The response should be an exact copy of the records, with the pictures removed.

::::

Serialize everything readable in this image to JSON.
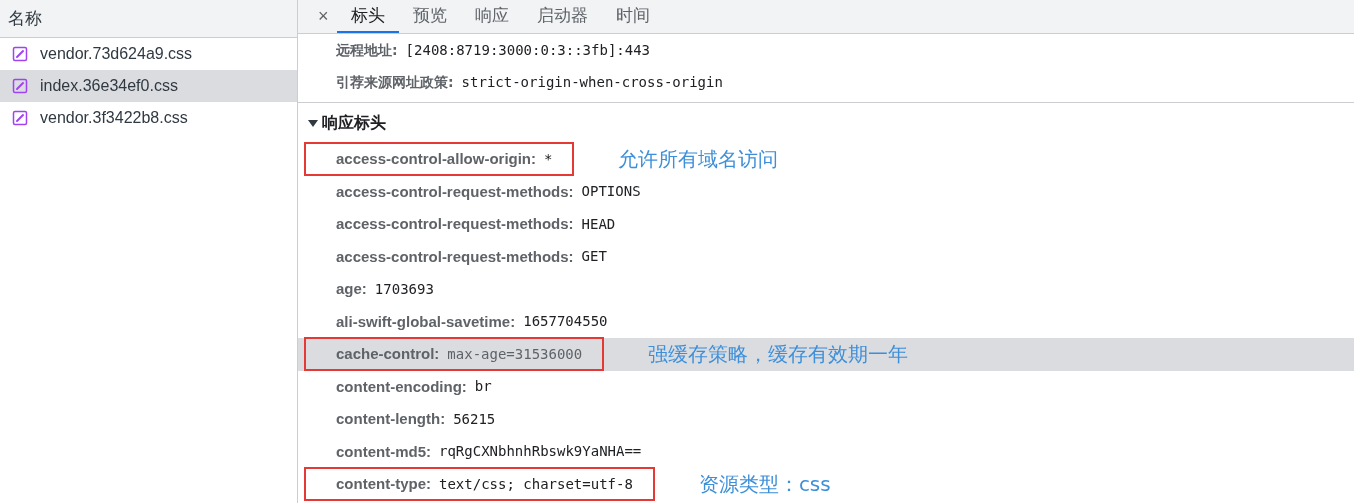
{
  "sidebar": {
    "header": "名称",
    "files": [
      {
        "name": "vendor.73d624a9.css",
        "selected": false
      },
      {
        "name": "index.36e34ef0.css",
        "selected": true
      },
      {
        "name": "vendor.3f3422b8.css",
        "selected": false
      }
    ]
  },
  "details": {
    "close": "×",
    "tabs": [
      {
        "label": "标头",
        "selected": true
      },
      {
        "label": "预览",
        "selected": false
      },
      {
        "label": "响应",
        "selected": false
      },
      {
        "label": "启动器",
        "selected": false
      },
      {
        "label": "时间",
        "selected": false
      }
    ],
    "general_rows": [
      {
        "name": "远程地址:",
        "value": "[2408:8719:3000:0:3::3fb]:443"
      },
      {
        "name": "引荐来源网址政策:",
        "value": "strict-origin-when-cross-origin"
      }
    ],
    "section": {
      "title": "响应标头",
      "expanded": true,
      "headers": [
        {
          "name": "access-control-allow-origin:",
          "value": "*",
          "boxed": true,
          "highlighted": false,
          "note": "允许所有域名访问"
        },
        {
          "name": "access-control-request-methods:",
          "value": "OPTIONS",
          "boxed": false,
          "highlighted": false
        },
        {
          "name": "access-control-request-methods:",
          "value": "HEAD",
          "boxed": false,
          "highlighted": false
        },
        {
          "name": "access-control-request-methods:",
          "value": "GET",
          "boxed": false,
          "highlighted": false
        },
        {
          "name": "age:",
          "value": "1703693",
          "boxed": false,
          "highlighted": false
        },
        {
          "name": "ali-swift-global-savetime:",
          "value": "1657704550",
          "boxed": false,
          "highlighted": false
        },
        {
          "name": "cache-control:",
          "value": "max-age=31536000",
          "boxed": true,
          "highlighted": true,
          "note": "强缓存策略，缓存有效期一年"
        },
        {
          "name": "content-encoding:",
          "value": "br",
          "boxed": false,
          "highlighted": false
        },
        {
          "name": "content-length:",
          "value": "56215",
          "boxed": false,
          "highlighted": false
        },
        {
          "name": "content-md5:",
          "value": "rqRgCXNbhnhRbswk9YaNHA==",
          "boxed": false,
          "highlighted": false
        },
        {
          "name": "content-type:",
          "value": "text/css; charset=utf-8",
          "boxed": true,
          "highlighted": false,
          "note": "资源类型：css"
        }
      ]
    }
  }
}
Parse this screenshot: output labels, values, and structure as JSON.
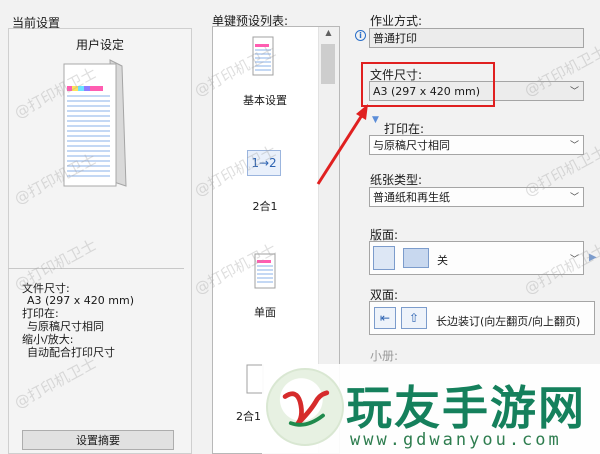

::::

### Your response
Serialize everything readable in this image to JSON.
{
  "sidebar": {
    "header": "名称",
    "files": [
      {
        "name": "vendor.73d624a9.css",
        "selected": false
      },
      {
        "name": "index.36e34ef0.css",
        "selected": true
      },
      {
        "name": "vendor.3f3422b8.css",
        "selected": false
      }
    ]
  },
  "details": {
    "close": "×",
    "tabs": [
      {
        "label": "标头",
        "selected": true
      },
      {
        "label": "预览",
        "selected": false
      },
      {
        "label": "响应",
        "selected": false
      },
      {
        "label": "启动器",
        "selected": false
      },
      {
        "label": "时间",
        "selected": false
      }
    ],
    "general_rows": [
      {
        "name": "远程地址:",
        "value": "[2408:8719:3000:0:3::3fb]:443"
      },
      {
        "name": "引荐来源网址政策:",
        "value": "strict-origin-when-cross-origin"
      }
    ],
    "section": {
      "title": "响应标头",
      "expanded": true,
      "headers": [
        {
          "name": "access-control-allow-origin:",
          "value": "*",
          "boxed": true,
          "highlighted": false,
          "note": "允许所有域名访问"
        },
        {
          "name": "access-control-request-methods:",
          "value": "OPTIONS",
          "boxed": false,
          "highlighted": false
        },
        {
          "name": "access-control-request-methods:",
          "value": "HEAD",
          "boxed": false,
          "highlighted": false
        },
        {
          "name": "access-control-request-methods:",
          "value": "GET",
          "boxed": false,
          "highlighted": false
        },
        {
          "name": "age:",
          "value": "1703693",
          "boxed": false,
          "highlighted": false
        },
        {
          "name": "ali-swift-global-savetime:",
          "value": "1657704550",
          "boxed": false,
          "highlighted": false
        },
        {
          "name": "cache-control:",
          "value": "max-age=31536000",
          "boxed": true,
          "highlighted": true,
          "note": "强缓存策略，缓存有效期一年"
        },
        {
          "name": "content-encoding:",
          "value": "br",
          "boxed": false,
          "highlighted": false
        },
        {
          "name": "content-length:",
          "value": "56215",
          "boxed": false,
          "highlighted": false
        },
        {
          "name": "content-md5:",
          "value": "rqRgCXNbhnhRbswk9YaNHA==",
          "boxed": false,
          "highlighted": false
        },
        {
          "name": "content-type:",
          "value": "text/css; charset=utf-8",
          "boxed": true,
          "highlighted": false,
          "note": "资源类型：css"
        }
      ]
    }
  }
}
Parse this screenshot: output labels, values, and structure as JSON.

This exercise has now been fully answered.